After 12 years at Melrose Market, Butter Home finds a new Capitol Hill home in Chophouse Row

(Image: Butter Home)

Butter Home, a woman-owned brick-and-mortar store known for its unique and functional products, is relocating from Melrose Market to Chophouse Row on 11th and Pike. The new location is just a 13 minute walk, eight blocks away.

Claire Corley opened Butter Home 12 years ago. She says that her background in retail and her husband’s small business experience made the process of opening her own store less daunting.

“I really wanted to find a way to connect artists and independent makers with the community,” Corley said.

Butter Home shifted and flowed into available space over its 12 years at Melrose Market, an indoor food and retail market on Capitol Hill’s west side. They occupied two different spaces within the market for six years each. The first location was a small loft and according to Corley, they did not have the experience to know what they needed to succeed in the space.

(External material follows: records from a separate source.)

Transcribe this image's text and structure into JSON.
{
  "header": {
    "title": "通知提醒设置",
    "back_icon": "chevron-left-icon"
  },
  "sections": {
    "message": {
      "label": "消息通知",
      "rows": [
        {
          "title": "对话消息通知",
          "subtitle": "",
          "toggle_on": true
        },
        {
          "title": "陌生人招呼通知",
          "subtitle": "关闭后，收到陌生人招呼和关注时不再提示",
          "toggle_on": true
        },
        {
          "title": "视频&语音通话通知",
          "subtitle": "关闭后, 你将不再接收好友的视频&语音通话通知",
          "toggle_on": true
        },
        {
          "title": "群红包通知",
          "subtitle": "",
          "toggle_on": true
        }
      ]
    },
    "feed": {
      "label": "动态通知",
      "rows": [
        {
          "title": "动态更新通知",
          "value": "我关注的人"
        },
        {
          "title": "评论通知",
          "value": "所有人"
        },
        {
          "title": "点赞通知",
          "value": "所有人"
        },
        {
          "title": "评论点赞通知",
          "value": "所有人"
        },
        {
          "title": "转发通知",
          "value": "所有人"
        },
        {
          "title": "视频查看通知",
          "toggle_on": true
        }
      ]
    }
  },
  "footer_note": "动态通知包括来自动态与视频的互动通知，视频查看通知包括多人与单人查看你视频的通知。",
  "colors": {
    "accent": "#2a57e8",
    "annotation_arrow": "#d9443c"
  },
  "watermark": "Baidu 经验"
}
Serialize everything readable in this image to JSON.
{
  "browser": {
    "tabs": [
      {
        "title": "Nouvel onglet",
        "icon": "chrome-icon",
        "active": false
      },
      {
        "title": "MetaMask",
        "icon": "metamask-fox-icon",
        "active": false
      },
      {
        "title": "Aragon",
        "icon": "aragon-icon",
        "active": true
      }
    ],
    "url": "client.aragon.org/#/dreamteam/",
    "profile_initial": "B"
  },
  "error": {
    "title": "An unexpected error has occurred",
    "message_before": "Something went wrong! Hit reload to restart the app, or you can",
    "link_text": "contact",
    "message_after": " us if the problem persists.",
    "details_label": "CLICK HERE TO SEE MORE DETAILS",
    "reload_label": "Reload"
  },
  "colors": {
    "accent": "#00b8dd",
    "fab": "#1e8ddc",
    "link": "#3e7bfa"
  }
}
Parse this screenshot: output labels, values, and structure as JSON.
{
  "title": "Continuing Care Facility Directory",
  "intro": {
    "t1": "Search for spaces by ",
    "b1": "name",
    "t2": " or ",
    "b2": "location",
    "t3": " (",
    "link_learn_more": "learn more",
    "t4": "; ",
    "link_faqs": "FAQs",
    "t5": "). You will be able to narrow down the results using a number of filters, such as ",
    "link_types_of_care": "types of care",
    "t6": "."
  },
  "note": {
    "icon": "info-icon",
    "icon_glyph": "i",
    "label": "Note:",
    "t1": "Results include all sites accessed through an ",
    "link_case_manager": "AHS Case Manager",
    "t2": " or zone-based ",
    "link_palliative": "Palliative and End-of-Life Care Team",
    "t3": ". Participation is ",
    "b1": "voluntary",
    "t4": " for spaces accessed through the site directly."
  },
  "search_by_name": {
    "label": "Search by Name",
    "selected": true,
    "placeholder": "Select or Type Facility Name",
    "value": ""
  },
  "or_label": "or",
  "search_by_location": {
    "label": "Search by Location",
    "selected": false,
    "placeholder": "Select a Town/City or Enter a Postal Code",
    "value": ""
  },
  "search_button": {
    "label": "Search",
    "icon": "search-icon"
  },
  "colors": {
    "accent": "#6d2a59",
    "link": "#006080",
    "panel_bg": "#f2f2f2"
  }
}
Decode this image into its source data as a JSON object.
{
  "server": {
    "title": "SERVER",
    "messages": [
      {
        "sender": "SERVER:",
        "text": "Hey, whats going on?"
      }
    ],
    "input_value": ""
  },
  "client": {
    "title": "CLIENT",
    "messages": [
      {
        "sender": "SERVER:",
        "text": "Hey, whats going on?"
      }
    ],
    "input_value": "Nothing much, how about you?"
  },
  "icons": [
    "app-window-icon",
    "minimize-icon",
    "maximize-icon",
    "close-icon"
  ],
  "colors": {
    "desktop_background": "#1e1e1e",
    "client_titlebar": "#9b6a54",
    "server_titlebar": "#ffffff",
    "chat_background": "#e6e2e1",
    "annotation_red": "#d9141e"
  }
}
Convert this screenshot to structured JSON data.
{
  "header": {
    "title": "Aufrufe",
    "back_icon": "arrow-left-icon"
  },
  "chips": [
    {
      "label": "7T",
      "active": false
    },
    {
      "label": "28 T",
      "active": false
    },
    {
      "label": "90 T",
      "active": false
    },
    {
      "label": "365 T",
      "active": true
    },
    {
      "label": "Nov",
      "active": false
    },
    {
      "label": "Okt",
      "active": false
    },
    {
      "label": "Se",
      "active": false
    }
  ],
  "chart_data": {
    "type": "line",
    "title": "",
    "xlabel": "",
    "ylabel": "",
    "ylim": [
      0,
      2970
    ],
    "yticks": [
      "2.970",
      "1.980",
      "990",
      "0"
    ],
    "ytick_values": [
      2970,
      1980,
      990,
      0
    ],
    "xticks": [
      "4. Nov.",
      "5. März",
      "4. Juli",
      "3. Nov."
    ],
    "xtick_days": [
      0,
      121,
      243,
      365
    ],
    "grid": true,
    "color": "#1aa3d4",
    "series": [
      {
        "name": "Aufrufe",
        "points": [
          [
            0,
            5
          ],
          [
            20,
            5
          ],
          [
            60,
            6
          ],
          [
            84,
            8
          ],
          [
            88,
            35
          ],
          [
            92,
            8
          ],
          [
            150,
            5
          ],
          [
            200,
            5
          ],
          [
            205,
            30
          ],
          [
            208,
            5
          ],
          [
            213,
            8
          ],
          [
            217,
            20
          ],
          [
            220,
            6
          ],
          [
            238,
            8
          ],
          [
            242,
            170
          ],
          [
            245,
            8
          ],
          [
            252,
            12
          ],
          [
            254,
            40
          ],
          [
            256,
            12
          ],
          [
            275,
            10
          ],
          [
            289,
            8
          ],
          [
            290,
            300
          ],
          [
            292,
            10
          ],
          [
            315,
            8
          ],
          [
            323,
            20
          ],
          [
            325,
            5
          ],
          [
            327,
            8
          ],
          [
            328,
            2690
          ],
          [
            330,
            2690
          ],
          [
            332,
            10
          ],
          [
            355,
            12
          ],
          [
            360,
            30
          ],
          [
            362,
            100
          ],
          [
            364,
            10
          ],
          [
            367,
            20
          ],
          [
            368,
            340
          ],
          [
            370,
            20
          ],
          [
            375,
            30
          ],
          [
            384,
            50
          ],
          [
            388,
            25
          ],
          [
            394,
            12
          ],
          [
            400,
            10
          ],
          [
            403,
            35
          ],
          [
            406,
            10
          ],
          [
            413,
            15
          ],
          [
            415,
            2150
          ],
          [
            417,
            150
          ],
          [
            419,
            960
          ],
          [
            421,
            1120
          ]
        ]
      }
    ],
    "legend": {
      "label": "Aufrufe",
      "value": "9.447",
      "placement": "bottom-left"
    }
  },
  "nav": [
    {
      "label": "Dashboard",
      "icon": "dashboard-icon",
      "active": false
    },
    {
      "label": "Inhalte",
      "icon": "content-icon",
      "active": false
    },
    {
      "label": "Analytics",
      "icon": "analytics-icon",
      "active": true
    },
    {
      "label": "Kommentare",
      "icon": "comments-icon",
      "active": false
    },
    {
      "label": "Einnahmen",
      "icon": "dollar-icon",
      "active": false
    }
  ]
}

Things are more clear now. According to Corley, the opportunity for Butter Home to move into the new location at Chophouse Row arose during COVID, as the previous tenant, florist shop Marigold & Mint, had permanently closed. This allowed Butter Home to design and build the space with their specific needs in mind.

“The company that is doing the buildout for the space, Vertical Ledge, they’ve made kind of modular birch popup pieces for retail people that do pop ups, and they’re launching a line for retail stores, and this is going to be kind of a beta project for them,” said Corley. Continue reading

After three years as a ‘pop-up,’ Sankaku Japanese Onigiri Cafe and Bar here to stay at Melrose Market

(Image: Sansuka)

In 2019, Japanese food pop-up Sankaku had aspirations to become a permanent part of Capitol Hill. At the start of 2022, Sankaku announced that it is planning to expand into those dreams in the Melrose Market.

Still getting acquainted with running a full-time business, Sankaku owner Rie Otsuka told CHS that she is ready to kick the year off strong; however, due to current conditions surrounding the COVID-19 pandemic, Otsuka is fine settling for a slower pace. The less lively crowds of Melrose Market are a time for Otsuka’s business to develop a tight-knit community.

“It’s really quiet and a very scary time,” Otsuka said. “In general, in January, I just want to take time to figure things out so it’s a quiet time to fit in.” Continue reading

CHS Pics | Sea Rose Knifeworks, Japanese water stones, and leather strops at Melrose Market

As the cost of doing business on Capitol Hill keeps climbing, many of the new faces in ventures of commerce and creativity in the neighborhood make their presence felt in short-term stays and creative use of space.

Saturday, knife expert Sasha Rosenfeld brought his Sea Rose Knifeworks to Capitol Hill’s Melrose Market for a day of grinding and shaving, with knives “sharpened by hand on Japanese water stones and finished on leather strops.” Continue reading

Japanese rice balls and natural wine at Sankaku and Marseille a match made in Melrose Market

Brandin Myett and Rie Otsuka at Melrose Market (Image: Margo Vansynghel)

Strings of red paper lanterns, some emblazoned with golden Chinese characters, hang from the ceiling. In the distance, a harmonica tune floats through the late-lunch atmosphere at Melrose Market, the indoor food and design mart also home to Sitka and Spruce and Glasswing. On the white marble countertop of Marseille, a wine bar and eatery named after the French port city, three carefully crafted onigiri Japanese rice balls sit under a bell glass.

Sure, we’ve heard of fusion before, but what is going on here?

“A coincidence,” says Brandin Myett, owner of Marseille. “A Lunar New Year office party planned for February 5th got rescheduled because of the snow. We decided to leave the lanterns up in the meantime.”

Myett opened his new natural wine bar and eatery last spring. The name, he says, is just a reference to something beautiful but rough-around-the-edges, like Marseille. “The French connection is not that important.” Continue reading